It is not an exaggeration to describe the recent efforts of the federal government to restrict certain hiring practices as a “war.” But a counterattack has been launched against those efforts, and it does not appear that employers, courts or even other state governments will willingly surrender. Here are a few developments to bear in mind.

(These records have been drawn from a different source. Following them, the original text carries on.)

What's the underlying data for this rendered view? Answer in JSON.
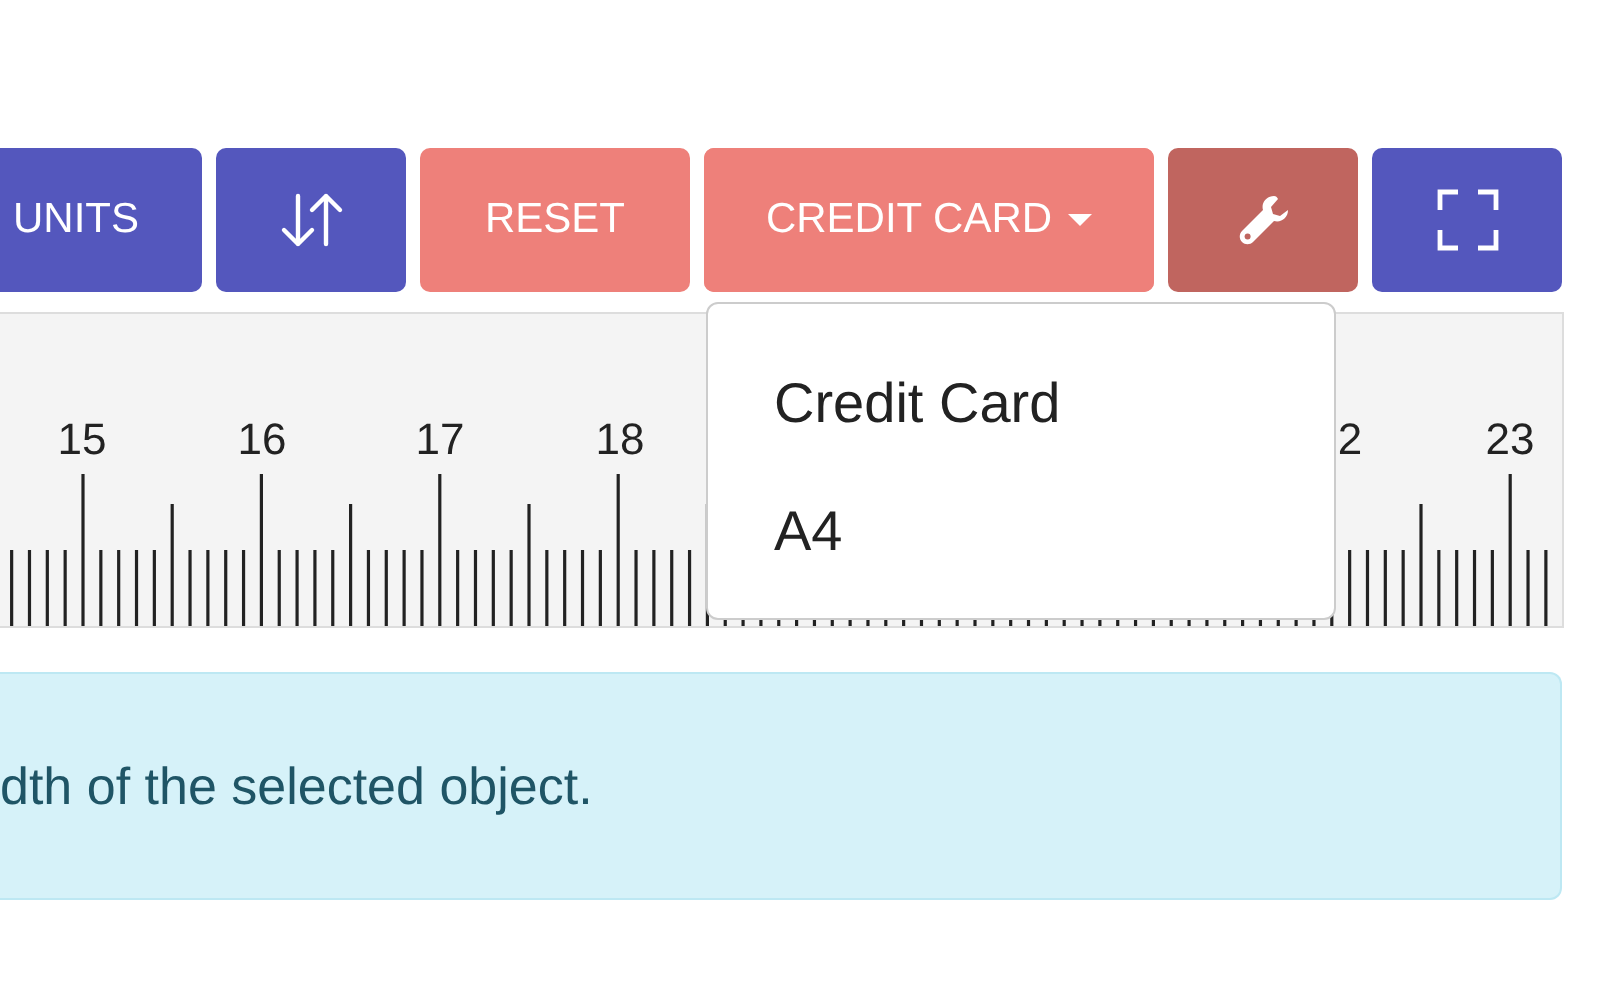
{
  "toolbar": {
    "units_button": {
      "label": "UNITS"
    },
    "reset_button": {
      "label": "RESET"
    },
    "size_dropdown": {
      "label": "CREDIT CARD",
      "expanded": true,
      "options": [
        {
          "label": "Credit Card"
        },
        {
          "label": "A4"
        }
      ]
    },
    "tools_button": {
      "pressed": true
    }
  },
  "ruler": {
    "labels": [
      "15",
      "16",
      "17",
      "18",
      "2",
      "23"
    ]
  },
  "info": {
    "text": "dth of the selected object."
  }
}
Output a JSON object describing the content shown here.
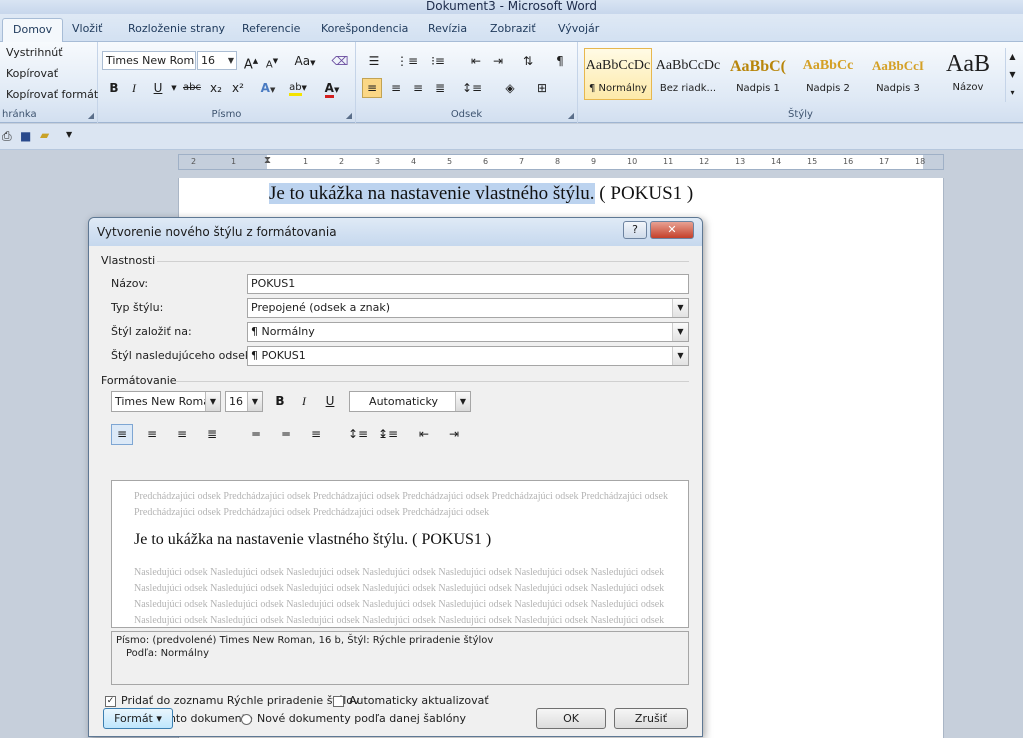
{
  "window": {
    "title": "Dokument3 - Microsoft Word"
  },
  "tabs": [
    {
      "label": "Domov",
      "active": true
    },
    {
      "label": "Vložiť"
    },
    {
      "label": "Rozloženie strany"
    },
    {
      "label": "Referencie"
    },
    {
      "label": "Korešpondencia"
    },
    {
      "label": "Revízia"
    },
    {
      "label": "Zobraziť"
    },
    {
      "label": "Vývojár"
    }
  ],
  "ribbon": {
    "clipboard": {
      "cut": "Vystrihnúť",
      "copy": "Kopírovať",
      "format_painter": "Kopírovať formát",
      "label": "hránka"
    },
    "font": {
      "name": "Times New Rom",
      "size": "16",
      "label": "Písmo",
      "grow": "A",
      "shrink": "A",
      "change_case": "Aa",
      "bold": "B",
      "italic": "I",
      "underline": "U",
      "strike": "abc",
      "sub": "x₂",
      "sup": "x²"
    },
    "paragraph": {
      "label": "Odsek"
    },
    "styles": {
      "label": "Štýly",
      "items": [
        {
          "sample": "AaBbCcDc",
          "name": "¶ Normálny",
          "selected": true
        },
        {
          "sample": "AaBbCcDc",
          "name": "Bez riadk..."
        },
        {
          "sample": "AaBbC(",
          "name": "Nadpis 1"
        },
        {
          "sample": "AaBbCc",
          "name": "Nadpis 2"
        },
        {
          "sample": "AaBbCcI",
          "name": "Nadpis 3"
        },
        {
          "sample": "AaB",
          "name": "Názov"
        }
      ]
    }
  },
  "ruler": {
    "ticks": [
      "2",
      "1",
      "1",
      "2",
      "3",
      "4",
      "5",
      "6",
      "7",
      "8",
      "9",
      "10",
      "11",
      "12",
      "13",
      "14",
      "15",
      "16",
      "17",
      "18"
    ]
  },
  "document": {
    "text": "Je to ukážka na nastavenie vlastného štýlu.",
    "suffix": " ( POKUS1 )"
  },
  "dialog": {
    "title": "Vytvorenie nového štýlu z formátovania",
    "help": "?",
    "close": "✕",
    "properties": {
      "section": "Vlastnosti",
      "name_label": "Názov:",
      "name_value": "POKUS1",
      "type_label": "Typ štýlu:",
      "type_value": "Prepojené (odsek a znak)",
      "based_label": "Štýl založiť na:",
      "based_value": "¶  Normálny",
      "next_label": "Štýl nasledujúceho odseku:",
      "next_value": "¶  POKUS1"
    },
    "formatting": {
      "section": "Formátovanie",
      "font": "Times New Roman",
      "size": "16",
      "bold": "B",
      "italic": "I",
      "underline": "U",
      "color": "Automaticky"
    },
    "preview": {
      "previous": "Predchádzajúci odsek Predchádzajúci odsek Predchádzajúci odsek Predchádzajúci odsek Predchádzajúci odsek Predchádzajúci odsek Predchádzajúci odsek Predchádzajúci odsek Predchádzajúci odsek Predchádzajúci odsek",
      "sample": "Je to ukážka na nastavenie vlastného štýlu. ( POKUS1 )",
      "next": "Nasledujúci odsek Nasledujúci odsek Nasledujúci odsek Nasledujúci odsek Nasledujúci odsek Nasledujúci odsek Nasledujúci odsek Nasledujúci odsek Nasledujúci odsek Nasledujúci odsek Nasledujúci odsek Nasledujúci odsek Nasledujúci odsek Nasledujúci odsek Nasledujúci odsek Nasledujúci odsek Nasledujúci odsek Nasledujúci odsek Nasledujúci odsek Nasledujúci odsek Nasledujúci odsek Nasledujúci odsek Nasledujúci odsek Nasledujúci odsek Nasledujúci odsek Nasledujúci odsek Nasledujúci odsek Nasledujúci odsek"
    },
    "description": {
      "line1": "Písmo: (predvolené) Times New Roman, 16 b, Štýl: Rýchle priradenie štýlov",
      "line2": "Podľa: Normálny"
    },
    "options": {
      "add_quick": "Pridať do zoznamu Rýchle priradenie štýlov",
      "add_quick_checked": true,
      "auto_update": "Automaticky aktualizovať",
      "auto_update_checked": false,
      "only_doc": "Len v tomto dokumente",
      "new_docs": "Nové dokumenty podľa danej šablóny"
    },
    "buttons": {
      "format": "Formát ▾",
      "ok": "OK",
      "cancel": "Zrušiť"
    }
  }
}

The latest war began in 2012, when the Equal Employment Opportunity Commission (EEOC) issued the Guidance on the Consideration of Arrest and Conviction Records in Employment Decisions Under Title VII of the Civil Rights Act of 2012 (“2012 Guidance”). The EEOC recommended as a best practice that employers not ask about criminal convictions on job applications, and that if and when they do make such inquiries, the inquiries be limited to convictions for which exclusion would be job related for the position in question and consistent with business necessity. The EEOC concluded that to establish a criminal conduct exclusion was job related and consistent with business necessity, an employer needs to show its policy operates to effectively link criminal conduct and its dangers with the risks inherent in the duties of a particular position.